=== Begin Enclosure ===

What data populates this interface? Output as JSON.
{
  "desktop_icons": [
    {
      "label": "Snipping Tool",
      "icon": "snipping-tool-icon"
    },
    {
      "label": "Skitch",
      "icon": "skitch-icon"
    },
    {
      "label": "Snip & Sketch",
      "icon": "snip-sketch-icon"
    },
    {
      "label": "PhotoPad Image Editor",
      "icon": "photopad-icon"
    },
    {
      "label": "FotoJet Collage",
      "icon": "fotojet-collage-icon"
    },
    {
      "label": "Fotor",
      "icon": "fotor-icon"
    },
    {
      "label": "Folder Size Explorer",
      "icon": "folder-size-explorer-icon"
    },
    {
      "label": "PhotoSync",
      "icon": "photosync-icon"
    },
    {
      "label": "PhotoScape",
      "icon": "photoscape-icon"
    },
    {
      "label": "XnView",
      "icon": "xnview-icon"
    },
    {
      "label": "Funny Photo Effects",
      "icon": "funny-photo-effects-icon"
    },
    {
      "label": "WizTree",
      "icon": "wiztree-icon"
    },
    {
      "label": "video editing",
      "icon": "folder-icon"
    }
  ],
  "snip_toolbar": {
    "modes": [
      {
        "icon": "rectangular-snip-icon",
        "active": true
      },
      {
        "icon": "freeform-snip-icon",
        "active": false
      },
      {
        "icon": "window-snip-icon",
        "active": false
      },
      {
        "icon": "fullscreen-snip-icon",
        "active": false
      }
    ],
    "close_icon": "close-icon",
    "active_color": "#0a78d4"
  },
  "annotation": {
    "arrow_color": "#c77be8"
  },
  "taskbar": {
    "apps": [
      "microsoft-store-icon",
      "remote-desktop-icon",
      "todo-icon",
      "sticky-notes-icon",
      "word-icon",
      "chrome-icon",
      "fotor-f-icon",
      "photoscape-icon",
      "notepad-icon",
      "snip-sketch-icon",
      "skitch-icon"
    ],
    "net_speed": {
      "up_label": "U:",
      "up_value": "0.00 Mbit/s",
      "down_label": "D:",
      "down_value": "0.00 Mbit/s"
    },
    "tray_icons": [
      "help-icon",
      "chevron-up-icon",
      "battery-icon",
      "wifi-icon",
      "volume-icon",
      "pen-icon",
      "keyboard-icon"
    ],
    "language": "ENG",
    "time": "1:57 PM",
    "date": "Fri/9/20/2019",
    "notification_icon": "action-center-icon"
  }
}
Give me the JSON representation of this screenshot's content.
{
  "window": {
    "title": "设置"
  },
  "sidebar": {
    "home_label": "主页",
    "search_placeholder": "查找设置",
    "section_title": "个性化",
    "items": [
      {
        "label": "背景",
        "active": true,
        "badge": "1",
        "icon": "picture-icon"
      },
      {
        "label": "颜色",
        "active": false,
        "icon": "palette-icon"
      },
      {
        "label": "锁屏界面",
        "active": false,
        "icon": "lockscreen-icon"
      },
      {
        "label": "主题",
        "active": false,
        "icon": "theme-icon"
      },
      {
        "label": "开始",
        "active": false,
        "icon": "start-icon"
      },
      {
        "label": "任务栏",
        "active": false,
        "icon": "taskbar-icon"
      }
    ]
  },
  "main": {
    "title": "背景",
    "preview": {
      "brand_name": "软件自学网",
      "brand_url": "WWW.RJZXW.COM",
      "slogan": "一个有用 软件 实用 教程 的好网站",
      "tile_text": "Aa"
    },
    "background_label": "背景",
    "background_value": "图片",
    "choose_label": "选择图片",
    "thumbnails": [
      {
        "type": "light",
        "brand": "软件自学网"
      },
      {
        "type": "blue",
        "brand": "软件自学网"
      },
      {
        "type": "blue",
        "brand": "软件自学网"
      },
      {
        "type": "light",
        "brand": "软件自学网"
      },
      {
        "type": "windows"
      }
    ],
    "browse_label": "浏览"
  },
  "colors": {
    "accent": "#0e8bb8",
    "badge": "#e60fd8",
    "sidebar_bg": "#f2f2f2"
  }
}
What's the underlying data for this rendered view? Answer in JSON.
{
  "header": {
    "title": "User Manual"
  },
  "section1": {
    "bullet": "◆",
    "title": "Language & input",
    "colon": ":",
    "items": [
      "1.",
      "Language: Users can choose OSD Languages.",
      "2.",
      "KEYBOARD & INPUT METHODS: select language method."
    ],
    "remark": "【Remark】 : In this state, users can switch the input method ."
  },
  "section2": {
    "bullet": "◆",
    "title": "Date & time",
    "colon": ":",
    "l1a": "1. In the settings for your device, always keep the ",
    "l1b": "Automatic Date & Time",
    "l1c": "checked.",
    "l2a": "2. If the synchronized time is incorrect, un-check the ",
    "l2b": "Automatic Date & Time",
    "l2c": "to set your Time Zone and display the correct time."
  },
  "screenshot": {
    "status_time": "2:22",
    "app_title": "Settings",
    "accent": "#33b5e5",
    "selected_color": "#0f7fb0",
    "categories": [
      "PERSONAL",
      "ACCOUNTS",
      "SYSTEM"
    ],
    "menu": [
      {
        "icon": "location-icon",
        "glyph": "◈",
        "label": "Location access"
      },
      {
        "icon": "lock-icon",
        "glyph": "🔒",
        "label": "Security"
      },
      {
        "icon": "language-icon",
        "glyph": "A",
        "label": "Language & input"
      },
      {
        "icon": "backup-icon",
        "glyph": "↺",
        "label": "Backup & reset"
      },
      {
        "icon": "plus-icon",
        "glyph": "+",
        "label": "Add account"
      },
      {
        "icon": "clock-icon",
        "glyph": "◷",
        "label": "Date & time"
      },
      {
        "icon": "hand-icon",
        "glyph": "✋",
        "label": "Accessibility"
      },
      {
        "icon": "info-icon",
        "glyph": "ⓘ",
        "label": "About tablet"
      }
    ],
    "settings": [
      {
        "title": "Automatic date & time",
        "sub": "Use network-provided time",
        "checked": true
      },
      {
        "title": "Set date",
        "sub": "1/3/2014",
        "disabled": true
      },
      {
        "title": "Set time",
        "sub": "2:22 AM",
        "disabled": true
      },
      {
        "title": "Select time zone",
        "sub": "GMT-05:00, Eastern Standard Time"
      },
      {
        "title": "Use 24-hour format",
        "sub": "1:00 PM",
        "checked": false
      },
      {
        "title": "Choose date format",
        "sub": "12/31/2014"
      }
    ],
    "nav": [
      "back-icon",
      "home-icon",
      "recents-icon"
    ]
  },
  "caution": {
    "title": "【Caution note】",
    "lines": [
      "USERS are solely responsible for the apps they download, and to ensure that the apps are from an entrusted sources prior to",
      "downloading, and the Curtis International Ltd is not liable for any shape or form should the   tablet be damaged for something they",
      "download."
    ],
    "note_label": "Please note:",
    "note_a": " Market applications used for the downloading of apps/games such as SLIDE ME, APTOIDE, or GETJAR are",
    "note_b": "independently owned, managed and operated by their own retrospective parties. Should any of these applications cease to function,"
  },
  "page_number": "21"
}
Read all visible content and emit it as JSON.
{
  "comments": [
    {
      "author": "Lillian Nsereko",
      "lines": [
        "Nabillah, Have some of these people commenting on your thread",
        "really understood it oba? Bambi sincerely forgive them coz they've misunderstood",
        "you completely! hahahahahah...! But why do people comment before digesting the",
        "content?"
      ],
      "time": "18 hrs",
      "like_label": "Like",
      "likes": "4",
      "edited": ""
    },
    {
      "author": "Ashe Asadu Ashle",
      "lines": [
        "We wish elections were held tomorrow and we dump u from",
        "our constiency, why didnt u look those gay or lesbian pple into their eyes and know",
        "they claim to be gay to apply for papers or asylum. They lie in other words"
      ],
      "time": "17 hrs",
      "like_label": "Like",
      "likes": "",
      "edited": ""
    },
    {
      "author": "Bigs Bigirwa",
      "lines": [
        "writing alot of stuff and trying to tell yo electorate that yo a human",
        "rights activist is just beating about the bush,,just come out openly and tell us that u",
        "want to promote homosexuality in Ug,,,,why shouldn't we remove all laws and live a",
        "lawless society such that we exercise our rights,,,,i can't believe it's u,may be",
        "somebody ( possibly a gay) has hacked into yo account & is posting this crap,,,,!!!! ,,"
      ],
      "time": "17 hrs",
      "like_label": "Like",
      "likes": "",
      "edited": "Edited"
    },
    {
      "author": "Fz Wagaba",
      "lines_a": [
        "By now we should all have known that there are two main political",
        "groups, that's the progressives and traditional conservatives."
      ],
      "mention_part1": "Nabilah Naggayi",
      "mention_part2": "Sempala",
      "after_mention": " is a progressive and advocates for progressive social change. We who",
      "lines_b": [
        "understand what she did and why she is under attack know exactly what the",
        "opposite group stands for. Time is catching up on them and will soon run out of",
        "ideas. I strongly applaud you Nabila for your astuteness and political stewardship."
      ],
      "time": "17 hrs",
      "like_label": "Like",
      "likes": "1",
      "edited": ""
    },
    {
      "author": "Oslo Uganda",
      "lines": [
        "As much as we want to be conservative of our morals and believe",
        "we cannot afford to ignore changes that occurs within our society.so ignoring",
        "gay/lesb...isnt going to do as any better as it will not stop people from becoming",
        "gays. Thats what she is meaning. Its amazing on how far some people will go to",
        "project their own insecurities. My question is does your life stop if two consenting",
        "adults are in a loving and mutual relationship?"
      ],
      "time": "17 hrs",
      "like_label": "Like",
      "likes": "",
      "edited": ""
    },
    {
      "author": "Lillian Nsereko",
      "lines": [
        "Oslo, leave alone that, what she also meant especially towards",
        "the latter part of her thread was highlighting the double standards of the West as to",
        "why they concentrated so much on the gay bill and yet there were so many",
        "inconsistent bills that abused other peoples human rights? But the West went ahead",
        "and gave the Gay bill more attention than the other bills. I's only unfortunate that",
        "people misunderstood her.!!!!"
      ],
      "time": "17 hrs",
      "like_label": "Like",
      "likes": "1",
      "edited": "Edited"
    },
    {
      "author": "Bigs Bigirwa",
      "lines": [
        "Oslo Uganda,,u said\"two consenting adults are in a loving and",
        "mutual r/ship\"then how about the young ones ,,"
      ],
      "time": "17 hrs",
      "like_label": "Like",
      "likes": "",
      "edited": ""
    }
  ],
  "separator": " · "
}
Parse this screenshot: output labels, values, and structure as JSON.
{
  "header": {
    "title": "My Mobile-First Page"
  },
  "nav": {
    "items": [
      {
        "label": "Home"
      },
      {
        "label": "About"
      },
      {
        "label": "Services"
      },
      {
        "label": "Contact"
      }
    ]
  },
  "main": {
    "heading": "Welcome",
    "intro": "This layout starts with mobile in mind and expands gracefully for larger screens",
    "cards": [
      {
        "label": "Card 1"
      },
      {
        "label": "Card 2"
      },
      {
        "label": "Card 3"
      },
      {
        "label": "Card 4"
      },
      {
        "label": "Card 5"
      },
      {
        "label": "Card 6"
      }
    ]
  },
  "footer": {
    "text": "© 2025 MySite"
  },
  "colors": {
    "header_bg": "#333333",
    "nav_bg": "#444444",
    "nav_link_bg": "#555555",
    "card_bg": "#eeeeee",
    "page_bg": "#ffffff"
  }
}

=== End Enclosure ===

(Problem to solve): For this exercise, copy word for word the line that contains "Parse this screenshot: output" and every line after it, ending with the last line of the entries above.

(Result):
Parse this screenshot: output labels, values, and structure as JSON.
{
  "header": {
    "title": "My Mobile-First Page"
  },
  "nav": {
    "items": [
      {
        "label": "Home"
      },
      {
        "label": "About"
      },
      {
        "label": "Services"
      },
      {
        "label": "Contact"
      }
    ]
  },
  "main": {
    "heading": "Welcome",
    "intro": "This layout starts with mobile in mind and expands gracefully for larger screens",
    "cards": [
      {
        "label": "Card 1"
      },
      {
        "label": "Card 2"
      },
      {
        "label": "Card 3"
      },
      {
        "label": "Card 4"
      },
      {
        "label": "Card 5"
      },
      {
        "label": "Card 6"
      }
    ]
  },
  "footer": {
    "text": "© 2025 MySite"
  },
  "colors": {
    "header_bg": "#333333",
    "nav_bg": "#444444",
    "nav_link_bg": "#555555",
    "card_bg": "#eeeeee",
    "page_bg": "#ffffff"
  }
}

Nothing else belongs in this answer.